SyntaxError: Unexpected end of input

In Firefox, this will show up similar to: '' literal not terminated before end of script.

"Unexpected end of input" errors made up 5.5% of all SyntaxErrors in our crawl and occurred on 0.7% of all sites with errors.

missing ) after argument list

SyntaxError: missing ) after argument list

Unlike most of the others, this seems to not typically be caused by network resources containing the wrong data, but rather by actually wrong code. Programmatically generated JavaScript seems like a likely cause for many of these.

"missing ) after argument list" errors made up 6.3% of all SyntaxErrors in our crawl and occurred on 0.8% of all sites with errors.

Honorable mention: New JavaScript syntax in older browsers.

Another common problem is SyntaxErrors caused by new JavaScript syntax executed by older browsers that do not support it. Since our crawl executed web pages in a recent browser, this was not a common error in the crawl, but it is a common problem on live websites when they are visited by older browsers. The JavaScript language has gained a lot of new syntax in recent years, but the new syntax does not always have wide support among the browsers people use. For example, declaring an ES6 class may produce the error Unexpected token class. Using let and const in an older browser may show up as something like Block-scoped declarations (let, const, function, class) not yet supported outside strict mode.

These problems are particularly nefarious, since things might work perfectly in the developer's browser, while the product breaks for a portion of the users. Testing across a wide variety of browsers helps guard against this.

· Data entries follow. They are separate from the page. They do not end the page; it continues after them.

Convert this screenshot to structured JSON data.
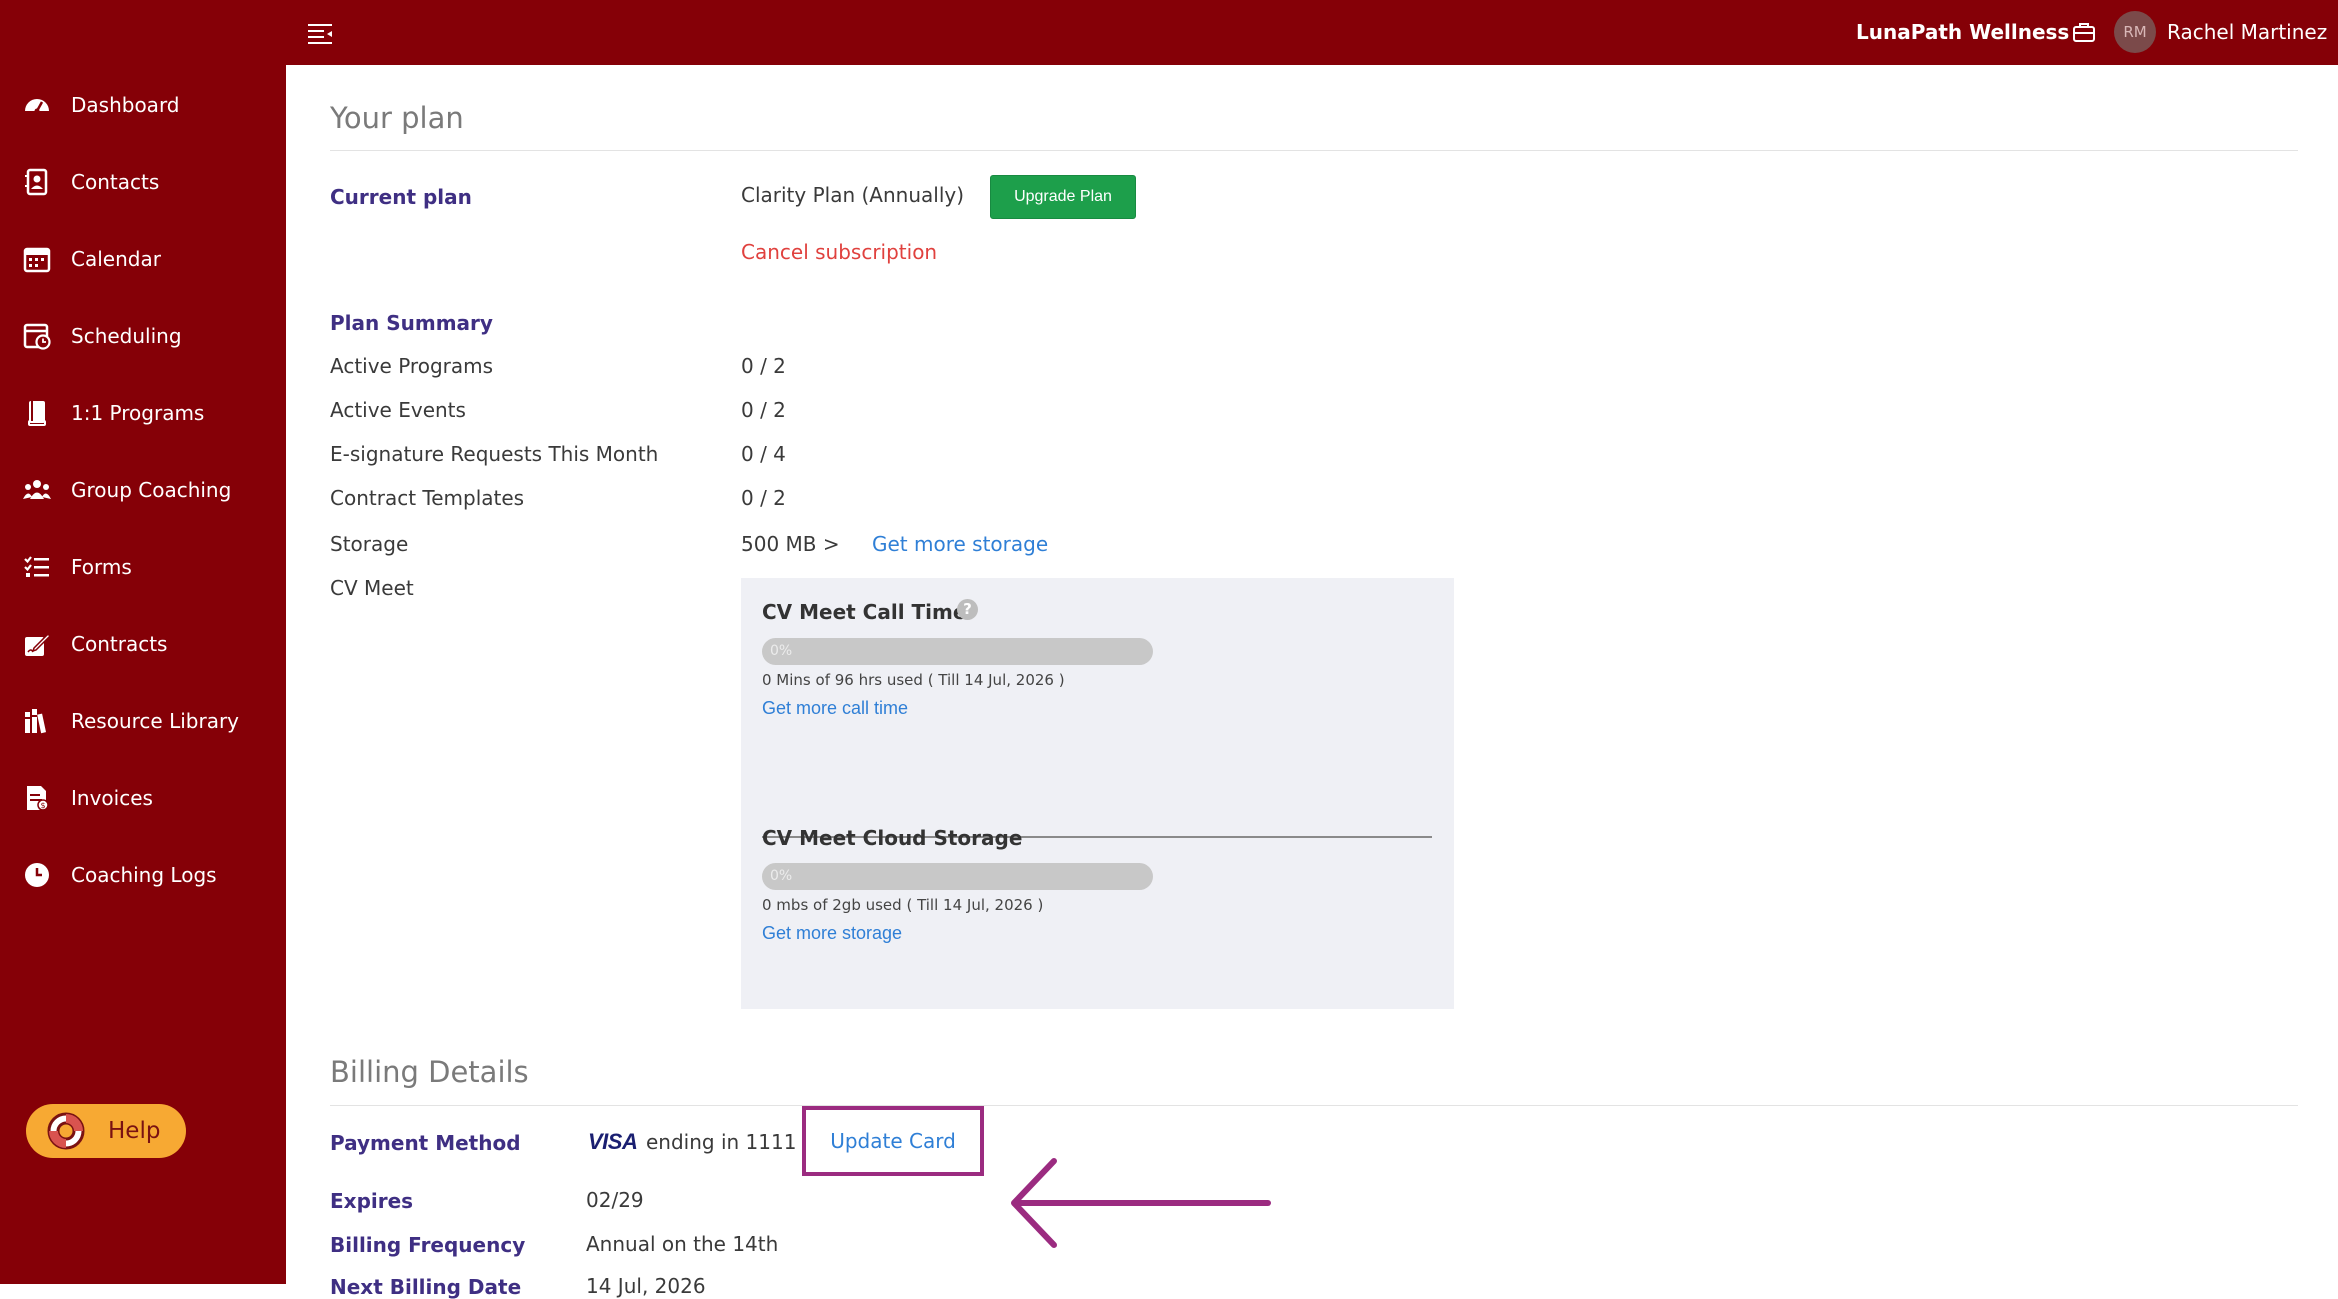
{
  "header": {
    "brand": "LunaPath Wellness",
    "avatar_initials": "RM",
    "user_name": "Rachel Martinez"
  },
  "sidebar": {
    "items": [
      {
        "label": "Dashboard",
        "icon": "dashboard-gauge-icon"
      },
      {
        "label": "Contacts",
        "icon": "contacts-book-icon"
      },
      {
        "label": "Calendar",
        "icon": "calendar-icon"
      },
      {
        "label": "Scheduling",
        "icon": "scheduling-calendar-clock-icon"
      },
      {
        "label": "1:1 Programs",
        "icon": "book-icon"
      },
      {
        "label": "Group Coaching",
        "icon": "users-group-icon"
      },
      {
        "label": "Forms",
        "icon": "checklist-icon"
      },
      {
        "label": "Contracts",
        "icon": "signature-pen-icon"
      },
      {
        "label": "Resource Library",
        "icon": "library-books-icon"
      },
      {
        "label": "Invoices",
        "icon": "invoice-icon"
      },
      {
        "label": "Coaching Logs",
        "icon": "clock-icon"
      }
    ],
    "help_label": "Help"
  },
  "plan": {
    "section_title": "Your plan",
    "current_plan_label": "Current plan",
    "current_plan_value": "Clarity Plan (Annually)",
    "upgrade_label": "Upgrade Plan",
    "cancel_label": "Cancel subscription",
    "summary_label": "Plan Summary",
    "rows": [
      {
        "label": "Active Programs",
        "value": "0 / 2"
      },
      {
        "label": "Active Events",
        "value": "0 / 2"
      },
      {
        "label": "E-signature Requests This Month",
        "value": "0 / 4"
      },
      {
        "label": "Contract Templates",
        "value": "0 / 2"
      }
    ],
    "storage_label": "Storage",
    "storage_value": "500 MB >",
    "storage_link": "Get more storage",
    "cv_meet_label": "CV Meet"
  },
  "cv_meet": {
    "call_time": {
      "title": "CV Meet Call Time",
      "help_glyph": "?",
      "progress": 0,
      "progress_text": "0%",
      "usage": "0 Mins of 96 hrs used ( Till 14 Jul, 2026 )",
      "link": "Get more call time"
    },
    "cloud_storage": {
      "title": "CV Meet Cloud Storage",
      "progress": 0,
      "progress_text": "0%",
      "usage": "0 mbs of 2gb used ( Till 14 Jul, 2026 )",
      "link": "Get more storage"
    }
  },
  "billing": {
    "section_title": "Billing Details",
    "payment_label": "Payment Method",
    "card_brand": "VISA",
    "card_ending": "ending in 1111",
    "update_label": "Update Card",
    "expires_label": "Expires",
    "expires_value": "02/29",
    "frequency_label": "Billing Frequency",
    "frequency_value": "Annual on the 14th",
    "next_label": "Next Billing Date",
    "next_value": "14 Jul, 2026"
  },
  "colors": {
    "brand": "#850007",
    "accent_link": "#2f7fd6",
    "label_purple": "#3f2f83",
    "success": "#1d9f4b",
    "danger": "#e0413e",
    "callout": "#9b2b80",
    "help_button": "#f7a933"
  }
}
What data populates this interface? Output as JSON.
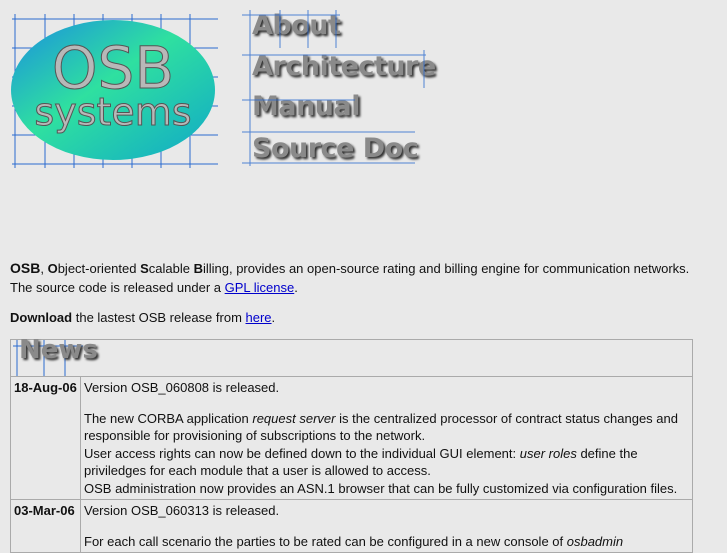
{
  "logo": {
    "line1": "OSB",
    "line2": "systems"
  },
  "nav": [
    {
      "label": "About"
    },
    {
      "label": "Architecture"
    },
    {
      "label": "Manual"
    },
    {
      "label": "Source Doc"
    }
  ],
  "intro": {
    "osb": "OSB",
    "sep1": ", ",
    "o": "O",
    "o_rest": "bject-oriented ",
    "s": "S",
    "s_rest": "calable ",
    "b": "B",
    "b_rest": "illing, provides an open-source rating and billing engine for communication networks.",
    "line2_pre": "The source code is released under a ",
    "gpl_link": "GPL license",
    "line2_post": ".",
    "download": "Download",
    "download_mid": " the lastest OSB release from ",
    "here_link": "here",
    "download_end": "."
  },
  "news": {
    "title": "News",
    "items": [
      {
        "date": "18-Aug-06",
        "headline": "Version OSB_060808 is released.",
        "p1_pre": "The new CORBA application ",
        "p1_em": "request server",
        "p1_post": " is the centralized processor of contract status changes and responsible for provisioning of subscriptions to the network.",
        "p2_pre": "User access rights can now be defined down to the individual GUI element: ",
        "p2_em": "user roles",
        "p2_post": " define the priviledges for each module that a user is allowed to access.",
        "p3": "OSB administration now provides an ASN.1 browser that can be fully customized via configuration files."
      },
      {
        "date": "03-Mar-06",
        "headline": "Version OSB_060313 is released.",
        "p1_pre": "For each call scenario the parties to be rated can be configured in a new console of ",
        "p1_em": "osbadmin"
      }
    ]
  }
}
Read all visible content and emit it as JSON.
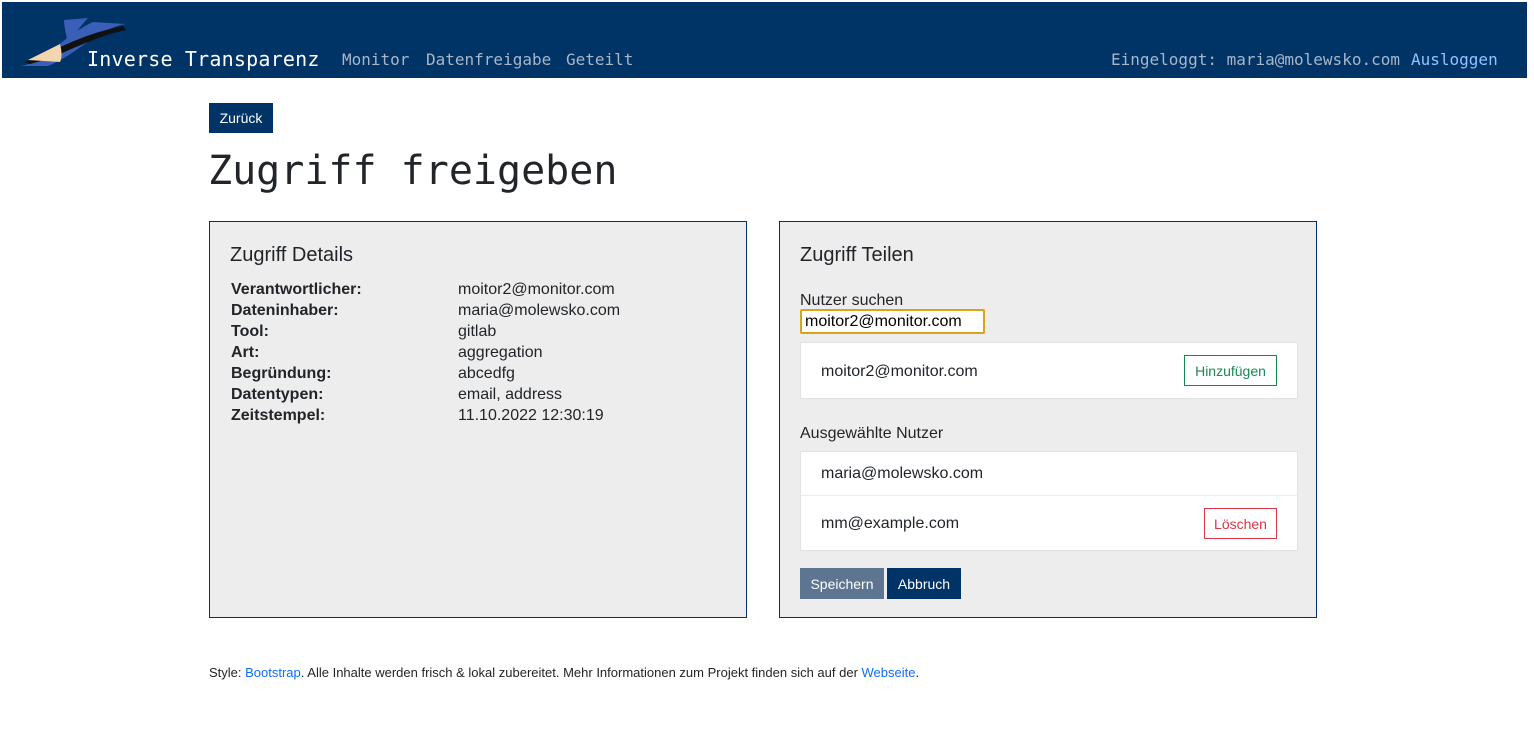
{
  "navbar": {
    "brand": "Inverse Transparenz",
    "links": [
      "Monitor",
      "Datenfreigabe",
      "Geteilt"
    ],
    "login_text": "Eingeloggt: maria@molewsko.com",
    "logout_label": "Ausloggen",
    "background_color": "#003366"
  },
  "back_button": "Zurück",
  "page_title": "Zugriff freigeben",
  "details": {
    "title": "Zugriff Details",
    "rows": [
      {
        "key": "Verantwortlicher:",
        "value": "moitor2@monitor.com"
      },
      {
        "key": "Dateninhaber:",
        "value": "maria@molewsko.com"
      },
      {
        "key": "Tool:",
        "value": "gitlab"
      },
      {
        "key": "Art:",
        "value": "aggregation"
      },
      {
        "key": "Begründung:",
        "value": "abcedfg"
      },
      {
        "key": "Datentypen:",
        "value": "email, address"
      },
      {
        "key": "Zeitstempel:",
        "value": "11.10.2022 12:30:19"
      }
    ]
  },
  "share": {
    "title": "Zugriff Teilen",
    "search_label": "Nutzer suchen",
    "search_value": "moitor2@monitor.com",
    "search_result": "moitor2@monitor.com",
    "add_label": "Hinzufügen",
    "selected_label": "Ausgewählte Nutzer",
    "selected_users": [
      {
        "email": "maria@molewsko.com"
      },
      {
        "email": "mm@example.com",
        "delete_label": "Löschen"
      }
    ],
    "save_label": "Speichern",
    "cancel_label": "Abbruch"
  },
  "footer": {
    "prefix": "Style: ",
    "bootstrap_link": "Bootstrap",
    "middle": ". Alle Inhalte werden frisch & lokal zubereitet. Mehr Informationen zum Projekt finden sich auf der ",
    "website_link": "Webseite",
    "suffix": "."
  }
}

It is also a good argument for enabling a JavaScript error logging service on the site (our favorite). It is also a good idea to look at browser compatibility tables like those on caniuse.com, and check that your selected language features have an acceptable coverage among browsers currently in use.

See also our articles on what causes ReferenceError and TypeError on live web sites.